Court reporters have their hands full with the super important task of transcribing every word said in a legal proceeding. My biggest responsibility is to ensure that transcripts are returned to you, the court reporter, error free, but verbatim; true to what's been said. This helps you maintain your integrity, confidently turn in immaculate transcripts. My job is to give you the time and opportunity to keep doing what they do best.
My curiosity and free-spiritedness led me to explore other industries, but life has come full circle, and I dedicated myself to refining my skills by becoming a certified proofreader.
I’ve always been passionate about reading and writing. My knack for words was realized in school, as I excelled in spelling, grammar, writing, and language. This inspired me to major in English in college and eventually intern as a copy editor at a photo-production magazine while working as a proofreader with another magazine.
I was introduced to copy editing when I graduated college in 2007 and began an internship with
Resource Magazine, a publication catering to the photo-production industry. Initially, I wore many different hats, including that of copy editor, location scout, photo shoot assistant, and more. They

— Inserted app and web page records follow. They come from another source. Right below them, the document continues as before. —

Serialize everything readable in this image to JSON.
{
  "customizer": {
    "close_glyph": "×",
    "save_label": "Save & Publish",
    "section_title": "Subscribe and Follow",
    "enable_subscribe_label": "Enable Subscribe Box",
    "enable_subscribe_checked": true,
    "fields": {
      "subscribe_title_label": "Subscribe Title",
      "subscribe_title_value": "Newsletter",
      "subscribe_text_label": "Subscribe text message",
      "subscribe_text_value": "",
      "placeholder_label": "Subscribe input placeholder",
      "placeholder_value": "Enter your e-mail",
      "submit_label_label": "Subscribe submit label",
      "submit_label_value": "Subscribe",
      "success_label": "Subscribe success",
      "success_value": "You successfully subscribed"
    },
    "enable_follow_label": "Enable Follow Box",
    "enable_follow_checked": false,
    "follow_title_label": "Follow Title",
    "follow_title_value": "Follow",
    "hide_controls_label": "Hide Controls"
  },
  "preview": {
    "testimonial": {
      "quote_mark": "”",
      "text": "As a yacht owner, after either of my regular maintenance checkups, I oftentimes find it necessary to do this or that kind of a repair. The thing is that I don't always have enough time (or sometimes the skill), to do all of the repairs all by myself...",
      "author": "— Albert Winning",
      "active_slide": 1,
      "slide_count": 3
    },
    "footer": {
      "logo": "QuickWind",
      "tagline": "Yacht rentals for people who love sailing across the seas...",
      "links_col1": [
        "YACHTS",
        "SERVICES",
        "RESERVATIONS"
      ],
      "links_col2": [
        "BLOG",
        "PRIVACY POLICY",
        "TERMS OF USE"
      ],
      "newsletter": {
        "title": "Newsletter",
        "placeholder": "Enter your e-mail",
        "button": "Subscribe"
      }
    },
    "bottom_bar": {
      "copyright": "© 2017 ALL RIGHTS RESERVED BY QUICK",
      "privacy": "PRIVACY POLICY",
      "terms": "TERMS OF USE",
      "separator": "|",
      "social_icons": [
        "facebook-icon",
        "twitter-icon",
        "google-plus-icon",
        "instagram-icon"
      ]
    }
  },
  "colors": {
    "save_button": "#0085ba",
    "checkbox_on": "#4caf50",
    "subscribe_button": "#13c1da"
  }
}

were impressed with my copy editing and took me on as their sole copy editor. I was trusted with editing every article from the front to back of each issue. They also included me in meetings to discuss the direction of the magazine and brainstorming potential ideas for
After Resource, I began working with Afro Market Magazine, a magazine that spoke to entrepreneurial members of the African community in New York City. The interviews were recorded in an African language and

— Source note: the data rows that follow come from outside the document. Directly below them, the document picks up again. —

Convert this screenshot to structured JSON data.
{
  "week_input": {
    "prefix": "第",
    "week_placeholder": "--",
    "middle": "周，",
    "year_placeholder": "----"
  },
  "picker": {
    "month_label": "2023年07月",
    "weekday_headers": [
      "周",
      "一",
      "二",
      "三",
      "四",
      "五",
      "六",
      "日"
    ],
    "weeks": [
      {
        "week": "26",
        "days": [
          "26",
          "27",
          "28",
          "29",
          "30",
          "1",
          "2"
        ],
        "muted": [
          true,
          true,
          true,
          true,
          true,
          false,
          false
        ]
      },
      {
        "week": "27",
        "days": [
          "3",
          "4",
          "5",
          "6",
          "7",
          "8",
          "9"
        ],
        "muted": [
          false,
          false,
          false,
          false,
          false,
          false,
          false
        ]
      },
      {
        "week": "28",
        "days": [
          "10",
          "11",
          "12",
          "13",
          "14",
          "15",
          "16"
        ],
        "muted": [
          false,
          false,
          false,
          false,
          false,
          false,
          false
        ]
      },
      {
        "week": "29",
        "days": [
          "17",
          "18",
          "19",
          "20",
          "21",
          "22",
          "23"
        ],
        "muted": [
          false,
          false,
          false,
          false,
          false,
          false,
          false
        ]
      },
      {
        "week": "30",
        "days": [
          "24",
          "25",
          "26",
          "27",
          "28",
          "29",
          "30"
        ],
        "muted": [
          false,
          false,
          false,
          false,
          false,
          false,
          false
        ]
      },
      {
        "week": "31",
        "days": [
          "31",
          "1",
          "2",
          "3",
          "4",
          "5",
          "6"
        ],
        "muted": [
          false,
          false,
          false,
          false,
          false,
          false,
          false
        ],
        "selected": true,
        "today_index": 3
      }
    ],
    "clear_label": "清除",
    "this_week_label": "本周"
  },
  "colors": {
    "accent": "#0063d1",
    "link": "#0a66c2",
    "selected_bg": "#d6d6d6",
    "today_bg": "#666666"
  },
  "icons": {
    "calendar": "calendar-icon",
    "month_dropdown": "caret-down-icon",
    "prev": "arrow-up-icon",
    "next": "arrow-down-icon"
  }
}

then translated into English. I was responsible for not only proofreading, but also restructuring many of the sentences and paragraphs that were illegible. It was always a pleasure to see the before and after product and know that I could help the articles maintain clarity for its audience.

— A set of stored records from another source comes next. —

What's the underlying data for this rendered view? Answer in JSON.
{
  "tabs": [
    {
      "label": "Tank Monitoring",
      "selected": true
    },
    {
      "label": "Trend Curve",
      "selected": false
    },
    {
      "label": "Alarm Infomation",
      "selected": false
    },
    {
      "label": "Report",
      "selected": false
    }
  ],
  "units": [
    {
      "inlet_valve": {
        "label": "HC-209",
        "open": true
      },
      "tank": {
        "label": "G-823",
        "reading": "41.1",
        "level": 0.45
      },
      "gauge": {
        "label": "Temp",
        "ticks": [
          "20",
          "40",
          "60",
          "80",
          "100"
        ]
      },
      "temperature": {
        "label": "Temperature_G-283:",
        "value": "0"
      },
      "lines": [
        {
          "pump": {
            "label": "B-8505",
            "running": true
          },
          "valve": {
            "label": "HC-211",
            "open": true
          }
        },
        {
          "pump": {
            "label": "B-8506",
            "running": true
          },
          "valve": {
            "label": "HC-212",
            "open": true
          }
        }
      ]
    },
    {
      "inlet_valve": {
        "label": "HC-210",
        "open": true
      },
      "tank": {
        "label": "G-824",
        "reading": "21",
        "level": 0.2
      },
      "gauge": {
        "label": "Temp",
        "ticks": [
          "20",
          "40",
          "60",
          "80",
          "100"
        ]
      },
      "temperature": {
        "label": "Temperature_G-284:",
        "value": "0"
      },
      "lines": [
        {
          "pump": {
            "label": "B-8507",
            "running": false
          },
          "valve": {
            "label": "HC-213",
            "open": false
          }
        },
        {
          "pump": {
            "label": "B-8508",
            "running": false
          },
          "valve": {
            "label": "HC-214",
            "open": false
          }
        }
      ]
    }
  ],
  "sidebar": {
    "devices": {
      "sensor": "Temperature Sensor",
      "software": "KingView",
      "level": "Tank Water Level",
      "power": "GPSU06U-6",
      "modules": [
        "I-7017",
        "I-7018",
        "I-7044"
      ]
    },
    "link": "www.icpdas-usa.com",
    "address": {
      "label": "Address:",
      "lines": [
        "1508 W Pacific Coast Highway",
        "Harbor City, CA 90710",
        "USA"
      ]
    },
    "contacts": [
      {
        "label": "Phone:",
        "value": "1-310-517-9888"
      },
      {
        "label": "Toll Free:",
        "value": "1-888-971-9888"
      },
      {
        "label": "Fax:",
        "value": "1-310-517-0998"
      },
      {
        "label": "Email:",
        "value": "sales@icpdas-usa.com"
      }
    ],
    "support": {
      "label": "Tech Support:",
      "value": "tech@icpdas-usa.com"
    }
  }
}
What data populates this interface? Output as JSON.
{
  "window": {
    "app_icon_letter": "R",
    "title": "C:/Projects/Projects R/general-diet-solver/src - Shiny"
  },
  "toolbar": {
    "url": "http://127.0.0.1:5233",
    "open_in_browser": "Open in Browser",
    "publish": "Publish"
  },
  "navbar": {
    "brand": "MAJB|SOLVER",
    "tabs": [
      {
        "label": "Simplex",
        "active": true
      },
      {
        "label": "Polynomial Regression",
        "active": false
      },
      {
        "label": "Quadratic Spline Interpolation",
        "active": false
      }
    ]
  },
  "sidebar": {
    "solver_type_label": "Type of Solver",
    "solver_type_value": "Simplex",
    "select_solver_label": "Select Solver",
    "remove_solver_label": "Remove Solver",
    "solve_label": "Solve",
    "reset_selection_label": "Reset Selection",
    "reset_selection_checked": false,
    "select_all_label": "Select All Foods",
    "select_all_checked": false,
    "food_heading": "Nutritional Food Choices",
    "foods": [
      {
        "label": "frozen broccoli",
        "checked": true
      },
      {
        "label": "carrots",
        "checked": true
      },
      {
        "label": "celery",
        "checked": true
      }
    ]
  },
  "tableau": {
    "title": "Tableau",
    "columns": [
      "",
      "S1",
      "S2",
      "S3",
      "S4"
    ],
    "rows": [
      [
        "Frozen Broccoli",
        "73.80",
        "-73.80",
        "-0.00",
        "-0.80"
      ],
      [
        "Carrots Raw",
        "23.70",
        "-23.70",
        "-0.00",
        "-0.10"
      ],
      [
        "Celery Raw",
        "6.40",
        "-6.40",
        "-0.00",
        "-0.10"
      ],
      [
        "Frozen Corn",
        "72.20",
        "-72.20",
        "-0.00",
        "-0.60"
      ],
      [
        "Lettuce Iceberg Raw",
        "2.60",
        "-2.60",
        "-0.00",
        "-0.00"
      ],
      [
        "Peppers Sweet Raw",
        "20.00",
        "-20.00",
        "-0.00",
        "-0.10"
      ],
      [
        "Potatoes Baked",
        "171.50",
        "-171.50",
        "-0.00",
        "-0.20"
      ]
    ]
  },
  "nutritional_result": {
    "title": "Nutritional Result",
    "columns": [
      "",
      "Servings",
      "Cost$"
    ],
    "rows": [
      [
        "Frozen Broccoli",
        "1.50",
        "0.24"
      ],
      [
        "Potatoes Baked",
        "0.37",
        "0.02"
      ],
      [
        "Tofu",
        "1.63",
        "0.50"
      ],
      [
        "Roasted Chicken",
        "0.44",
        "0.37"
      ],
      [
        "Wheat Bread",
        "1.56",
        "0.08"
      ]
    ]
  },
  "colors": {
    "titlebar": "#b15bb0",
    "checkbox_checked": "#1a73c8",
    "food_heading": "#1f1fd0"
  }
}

I understand that working at a publication involves wearing many different hats, something I learned firsthand at Resource Magazine. My ability to confidently multitask is something I attribute to them.
They trusted me to handle big projects and encouraged me to confidently think on my feet. Eventually, I ventured off into photography, which I still do, in order to give myself the experience of working in another facet of the industry. Though I explore photography, copy editing is something that I enjoy doing and take much pride in. It is our responsibility as copy editors to polish the work of writers, giving it that glossy finish. It is my belief that most copy editors are closeted writers, creators in our own right.
Hey y'all. Edine here, just doing what I can to enjoy this life I've been blessed with. Lucky for me, God has given me a free spirit that loves to see the world and inspire others to do the same. So far, life has been quite the adventure. I am a born and bred New Yorker who has traveled to places around the world including Zanzibar, Uganda, South Africa, China, England, Ireland, Jamaica, and more. I'm writing and photographing my way through these journeys, hoping to encourage others to take big leaps and trust to land on your feet. It's not about being fearless. You will see that I have been fearful, and super emotional, and I overthink like a mutha. But somehow I find myself doing the things I've always dream of. Like how I somehow always knew I'd find my other half across the ocean. Or how I always knew I'd be a mother and show my children the beauty and wonder of this world. So yeah, be prepared to hear the many stories that will unfold. And thanks for stopping by.
Check out my other blog about life and adventure in Uganda: